- Princess Diana said in her bombshell 1995 BBC interview that she felt like "a good product that sits on a shelf" as a member of the royal family.
- Diana said being in the media spotlight was "an isolating experience."
- "The higher the media put you," she said, "the bigger the drop. And I was very aware of that."
Princess Diana's bombshell 1995 interview with BBC journalist Martin Bashir is firmly back in the headlines 25 years later, thanks to allegations from Diana's brother, Charles Spencer, that Diana was duped into taking part in the Panorama interview through the use of fake bank documents. While many of Diana's explosive revelations about her life in the royal family are so widely documented as to be quotable—"there were three of us in this marriage," for instance—some of Diana's quieter comments are less well known, but just as telling.
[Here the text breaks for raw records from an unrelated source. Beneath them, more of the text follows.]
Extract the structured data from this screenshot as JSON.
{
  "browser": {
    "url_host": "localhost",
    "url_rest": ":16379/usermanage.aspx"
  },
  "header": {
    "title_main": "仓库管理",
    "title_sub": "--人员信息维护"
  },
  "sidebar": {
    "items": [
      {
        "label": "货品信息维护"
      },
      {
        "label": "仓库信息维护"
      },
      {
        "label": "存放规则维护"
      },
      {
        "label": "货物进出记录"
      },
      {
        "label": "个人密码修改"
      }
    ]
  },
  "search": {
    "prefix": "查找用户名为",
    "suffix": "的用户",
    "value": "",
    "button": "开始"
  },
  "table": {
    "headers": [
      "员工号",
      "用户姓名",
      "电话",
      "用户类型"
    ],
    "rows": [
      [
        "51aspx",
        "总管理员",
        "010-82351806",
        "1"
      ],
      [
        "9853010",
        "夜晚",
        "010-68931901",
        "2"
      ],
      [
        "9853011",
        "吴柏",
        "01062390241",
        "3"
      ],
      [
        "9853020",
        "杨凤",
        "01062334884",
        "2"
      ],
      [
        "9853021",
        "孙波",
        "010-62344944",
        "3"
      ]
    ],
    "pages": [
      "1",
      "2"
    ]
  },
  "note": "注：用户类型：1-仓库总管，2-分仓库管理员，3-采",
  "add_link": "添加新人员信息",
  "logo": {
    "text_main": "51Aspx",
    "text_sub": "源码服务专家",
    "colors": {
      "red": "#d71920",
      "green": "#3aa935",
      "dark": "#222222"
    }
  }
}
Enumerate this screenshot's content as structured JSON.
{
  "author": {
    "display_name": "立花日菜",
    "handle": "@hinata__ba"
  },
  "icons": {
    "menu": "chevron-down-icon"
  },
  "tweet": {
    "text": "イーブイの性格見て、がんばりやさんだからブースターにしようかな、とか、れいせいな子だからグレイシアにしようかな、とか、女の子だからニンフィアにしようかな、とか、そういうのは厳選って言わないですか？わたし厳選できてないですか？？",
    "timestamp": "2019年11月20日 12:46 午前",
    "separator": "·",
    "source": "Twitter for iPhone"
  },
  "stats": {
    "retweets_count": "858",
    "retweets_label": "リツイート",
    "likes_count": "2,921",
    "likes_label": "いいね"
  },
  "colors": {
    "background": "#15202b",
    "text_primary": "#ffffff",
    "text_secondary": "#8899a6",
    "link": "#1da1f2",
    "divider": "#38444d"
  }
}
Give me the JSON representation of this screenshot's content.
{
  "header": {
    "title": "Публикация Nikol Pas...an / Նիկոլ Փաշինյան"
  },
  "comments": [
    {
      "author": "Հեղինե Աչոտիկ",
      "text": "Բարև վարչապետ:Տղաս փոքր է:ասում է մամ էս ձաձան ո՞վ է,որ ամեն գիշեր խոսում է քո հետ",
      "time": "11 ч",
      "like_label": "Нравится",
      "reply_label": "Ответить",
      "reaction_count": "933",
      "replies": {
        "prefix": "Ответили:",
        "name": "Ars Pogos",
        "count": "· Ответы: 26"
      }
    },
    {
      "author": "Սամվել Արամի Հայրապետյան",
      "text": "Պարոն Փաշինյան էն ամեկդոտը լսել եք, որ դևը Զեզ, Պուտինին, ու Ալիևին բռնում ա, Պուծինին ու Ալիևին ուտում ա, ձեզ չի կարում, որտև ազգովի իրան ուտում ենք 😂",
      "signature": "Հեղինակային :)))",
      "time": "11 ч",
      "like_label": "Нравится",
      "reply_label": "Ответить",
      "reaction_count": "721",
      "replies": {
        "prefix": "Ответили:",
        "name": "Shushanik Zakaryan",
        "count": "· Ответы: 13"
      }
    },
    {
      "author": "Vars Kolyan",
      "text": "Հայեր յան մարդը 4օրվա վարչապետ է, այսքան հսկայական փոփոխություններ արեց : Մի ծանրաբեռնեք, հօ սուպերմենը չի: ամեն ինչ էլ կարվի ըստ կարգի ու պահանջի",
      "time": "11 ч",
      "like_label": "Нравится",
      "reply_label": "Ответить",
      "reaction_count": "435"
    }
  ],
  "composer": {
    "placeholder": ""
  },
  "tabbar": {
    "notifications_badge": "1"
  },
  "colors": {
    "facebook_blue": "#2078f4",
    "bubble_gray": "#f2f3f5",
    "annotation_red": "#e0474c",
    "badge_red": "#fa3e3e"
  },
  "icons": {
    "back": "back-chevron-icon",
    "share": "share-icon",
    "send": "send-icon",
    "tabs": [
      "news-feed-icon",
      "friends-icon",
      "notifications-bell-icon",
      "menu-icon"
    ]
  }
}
Diana spoke about the pressure of the media spotlight, and subsequently beginning to perceive herself as a "product"—and a highly profitable one, too. "My husband and I, we were told when we got engaged that the media would go quietly, and it didn't, and then when we were married they said it would go quietly and it didn't," she said, as E! News reports. "And then it started to focus very much on me, and I seemed to be on the front of a newspaper every single day, which is an isolating experience, and the higher the media put you, place you, the bigger the drop. And I was very aware of that."
"During the years, you see yourself as a good product that sits on a shelf and sells well, and people make a lot of money out of you," she added.
In the interview, during which she notably spoke about her experiences of bulimia and self-harm as well as her troubled marriage to Prince Charles, Diana said she resented being portrayed as intellectually inferior to her husband. "I made the grave mistake once of saying to a child I was thick as a plank, in order to ease the child's nervousness, which it did," she said. "But that headline went all round the world, and I rather regret saying it."
Diana said she and her estranged husband had interests in common: "We both liked people, both liked country life, both loved children, work in the cancer field, work in hospices." But when it came to her own interests? "I don't think I was allowed to have any," she said. "I think that I've always been the 18-year-old girl he got engaged to, so I don't think I've been given any credit for growth. And, my goodness, I've had to grow."